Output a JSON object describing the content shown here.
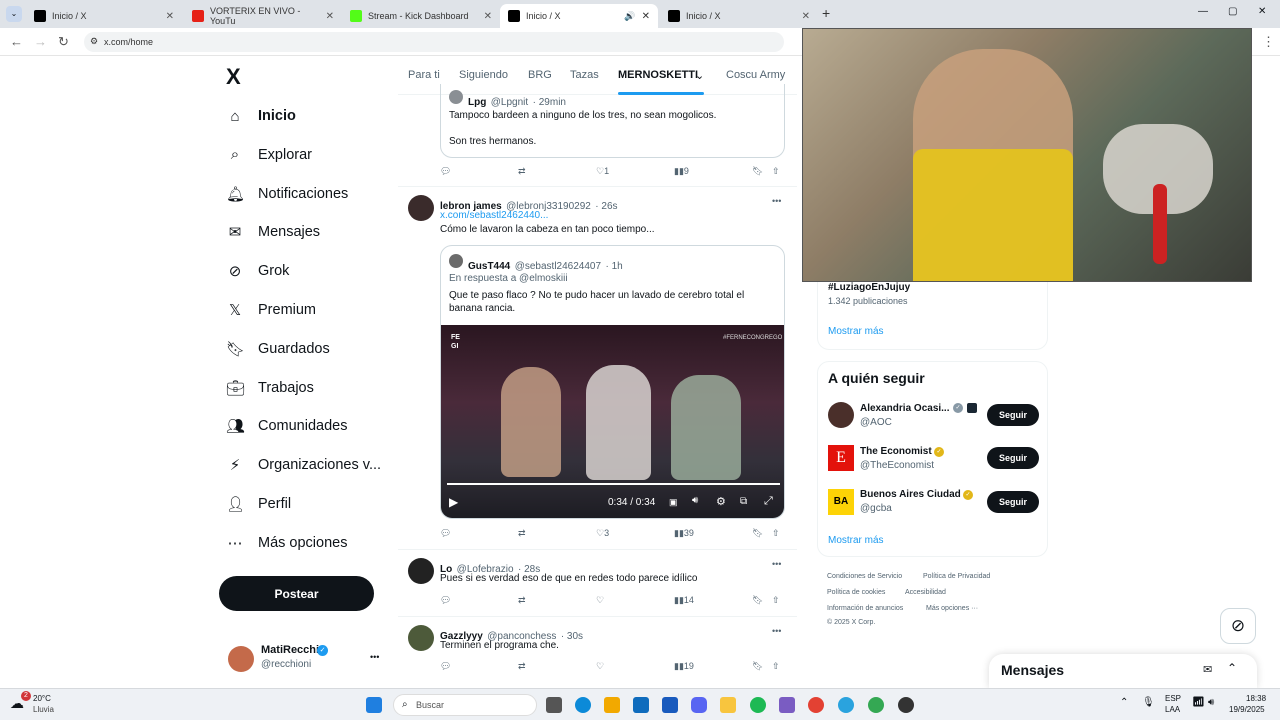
{
  "browser": {
    "tabs": [
      {
        "title": "Inicio / X"
      },
      {
        "title": "VORTERIX EN VIVO - YouTu"
      },
      {
        "title": "Stream - Kick Dashboard"
      },
      {
        "title": "Inicio / X"
      },
      {
        "title": "Inicio / X"
      }
    ],
    "new_tab": "+",
    "url": "x.com/home"
  },
  "sidebar": {
    "logo": "X",
    "items": [
      {
        "label": "Inicio",
        "icon": "home-icon"
      },
      {
        "label": "Explorar",
        "icon": "search-icon"
      },
      {
        "label": "Notificaciones",
        "icon": "bell-icon"
      },
      {
        "label": "Mensajes",
        "icon": "mail-icon"
      },
      {
        "label": "Grok",
        "icon": "grok-icon"
      },
      {
        "label": "Premium",
        "icon": "x-icon"
      },
      {
        "label": "Guardados",
        "icon": "bookmark-icon"
      },
      {
        "label": "Trabajos",
        "icon": "briefcase-icon"
      },
      {
        "label": "Comunidades",
        "icon": "people-icon"
      },
      {
        "label": "Organizaciones v...",
        "icon": "lightning-icon"
      },
      {
        "label": "Perfil",
        "icon": "person-icon"
      },
      {
        "label": "Más opciones",
        "icon": "more-circle-icon"
      }
    ],
    "post_button": "Postear",
    "account": {
      "name": "MatiRecchi",
      "handle": "@recchioni",
      "more": "•••"
    }
  },
  "topnav": {
    "tabs": [
      "Para ti",
      "Siguiendo",
      "BRG",
      "Tazas",
      "MERNOSKETTI",
      "Coscu Army"
    ],
    "selected": "MERNOSKETTI"
  },
  "feed": {
    "quote_top": {
      "name": "Lpg",
      "handle": "@Lpgnit",
      "time": "· 29min",
      "text1": "Tampoco bardeen a ninguno de los tres, no sean mogolicos.",
      "text2": "Son tres hermanos."
    },
    "actions1": {
      "likes": "1",
      "views": "9"
    },
    "post1": {
      "name": "lebron james",
      "handle": "@lebronj33190292",
      "time": "· 26s",
      "link": "x.com/sebastl2462440...",
      "text": "Cómo le lavaron la cabeza en tan poco tiempo...",
      "quote": {
        "name": "GusT444",
        "handle": "@sebastl24624407",
        "time": "· 1h",
        "reply_to": "En respuesta a @elmoskiii",
        "text": "Que te paso flaco ? No te pudo hacer un lavado de cerebro total el banana rancia.",
        "video_time": "0:34 / 0:34",
        "video_tag": "#FERNECONGREGO",
        "video_logo": "FE GI"
      }
    },
    "actions2": {
      "likes": "3",
      "views": "39"
    },
    "post2": {
      "name": "Lo",
      "handle": "@Lofebrazio",
      "time": "· 28s",
      "text": "Pues si es verdad eso de que en redes todo parece idílico"
    },
    "actions3": {
      "views": "14"
    },
    "post3": {
      "name": "Gazzlyyy",
      "handle": "@panconchess",
      "time": "· 30s",
      "text": "Terminen el programa che."
    },
    "actions4": {
      "views": "19"
    },
    "more_menu": "•••"
  },
  "right": {
    "trend": {
      "tag": "#LuziagoEnJujuy",
      "count": "1.342 publicaciones",
      "more": "Mostrar más"
    },
    "follow": {
      "title": "A quién seguir",
      "items": [
        {
          "name": "Alexandria Ocasi...",
          "handle": "@AOC",
          "button": "Seguir"
        },
        {
          "name": "The Economist",
          "handle": "@TheEconomist",
          "button": "Seguir"
        },
        {
          "name": "Buenos Aires Ciudad",
          "handle": "@gcba",
          "button": "Seguir"
        }
      ],
      "more": "Mostrar más"
    },
    "footer": {
      "l1a": "Condiciones de Servicio",
      "l1b": "Política de Privacidad",
      "l2a": "Política de cookies",
      "l2b": "Accesibilidad",
      "l3a": "Información de anuncios",
      "l3b": "Más opciones ···",
      "copy": "© 2025 X Corp."
    },
    "messages": "Mensajes"
  },
  "taskbar": {
    "weather_temp": "20°C",
    "weather_desc": "Lluvia",
    "weather_badge": "2",
    "search": "Buscar",
    "lang1": "ESP",
    "lang2": "LAA",
    "time": "18:38",
    "date": "19/9/2025"
  },
  "colors": {
    "accent": "#1d9bf0",
    "dark": "#0f1419",
    "muted": "#536471"
  }
}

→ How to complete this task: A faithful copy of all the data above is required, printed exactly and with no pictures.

→ Task answer:
Output a JSON object describing the content shown here.
{
  "browser": {
    "tabs": [
      {
        "title": "Inicio / X"
      },
      {
        "title": "VORTERIX EN VIVO - YouTu"
      },
      {
        "title": "Stream - Kick Dashboard"
      },
      {
        "title": "Inicio / X"
      },
      {
        "title": "Inicio / X"
      }
    ],
    "new_tab": "+",
    "url": "x.com/home"
  },
  "sidebar": {
    "logo": "X",
    "items": [
      {
        "label": "Inicio",
        "icon": "home-icon"
      },
      {
        "label": "Explorar",
        "icon": "search-icon"
      },
      {
        "label": "Notificaciones",
        "icon": "bell-icon"
      },
      {
        "label": "Mensajes",
        "icon": "mail-icon"
      },
      {
        "label": "Grok",
        "icon": "grok-icon"
      },
      {
        "label": "Premium",
        "icon": "x-icon"
      },
      {
        "label": "Guardados",
        "icon": "bookmark-icon"
      },
      {
        "label": "Trabajos",
        "icon": "briefcase-icon"
      },
      {
        "label": "Comunidades",
        "icon": "people-icon"
      },
      {
        "label": "Organizaciones v...",
        "icon": "lightning-icon"
      },
      {
        "label": "Perfil",
        "icon": "person-icon"
      },
      {
        "label": "Más opciones",
        "icon": "more-circle-icon"
      }
    ],
    "post_button": "Postear",
    "account": {
      "name": "MatiRecchi",
      "handle": "@recchioni",
      "more": "•••"
    }
  },
  "topnav": {
    "tabs": [
      "Para ti",
      "Siguiendo",
      "BRG",
      "Tazas",
      "MERNOSKETTI",
      "Coscu Army"
    ],
    "selected": "MERNOSKETTI"
  },
  "feed": {
    "quote_top": {
      "name": "Lpg",
      "handle": "@Lpgnit",
      "time": "· 29min",
      "text1": "Tampoco bardeen a ninguno de los tres, no sean mogolicos.",
      "text2": "Son tres hermanos."
    },
    "actions1": {
      "likes": "1",
      "views": "9"
    },
    "post1": {
      "name": "lebron james",
      "handle": "@lebronj33190292",
      "time": "· 26s",
      "link": "x.com/sebastl2462440...",
      "text": "Cómo le lavaron la cabeza en tan poco tiempo...",
      "quote": {
        "name": "GusT444",
        "handle": "@sebastl24624407",
        "time": "· 1h",
        "reply_to": "En respuesta a @elmoskiii",
        "text": "Que te paso flaco ? No te pudo hacer un lavado de cerebro total el banana rancia.",
        "video_time": "0:34 / 0:34",
        "video_tag": "#FERNECONGREGO",
        "video_logo": "FE GI"
      }
    },
    "actions2": {
      "likes": "3",
      "views": "39"
    },
    "post2": {
      "name": "Lo",
      "handle": "@Lofebrazio",
      "time": "· 28s",
      "text": "Pues si es verdad eso de que en redes todo parece idílico"
    },
    "actions3": {
      "views": "14"
    },
    "post3": {
      "name": "Gazzlyyy",
      "handle": "@panconchess",
      "time": "· 30s",
      "text": "Terminen el programa che."
    },
    "actions4": {
      "views": "19"
    },
    "more_menu": "•••"
  },
  "right": {
    "trend": {
      "tag": "#LuziagoEnJujuy",
      "count": "1.342 publicaciones",
      "more": "Mostrar más"
    },
    "follow": {
      "title": "A quién seguir",
      "items": [
        {
          "name": "Alexandria Ocasi...",
          "handle": "@AOC",
          "button": "Seguir"
        },
        {
          "name": "The Economist",
          "handle": "@TheEconomist",
          "button": "Seguir"
        },
        {
          "name": "Buenos Aires Ciudad",
          "handle": "@gcba",
          "button": "Seguir"
        }
      ],
      "more": "Mostrar más"
    },
    "footer": {
      "l1a": "Condiciones de Servicio",
      "l1b": "Política de Privacidad",
      "l2a": "Política de cookies",
      "l2b": "Accesibilidad",
      "l3a": "Información de anuncios",
      "l3b": "Más opciones ···",
      "copy": "© 2025 X Corp."
    },
    "messages": "Mensajes"
  },
  "taskbar": {
    "weather_temp": "20°C",
    "weather_desc": "Lluvia",
    "weather_badge": "2",
    "search": "Buscar",
    "lang1": "ESP",
    "lang2": "LAA",
    "time": "18:38",
    "date": "19/9/2025"
  },
  "colors": {
    "accent": "#1d9bf0",
    "dark": "#0f1419",
    "muted": "#536471"
  }
}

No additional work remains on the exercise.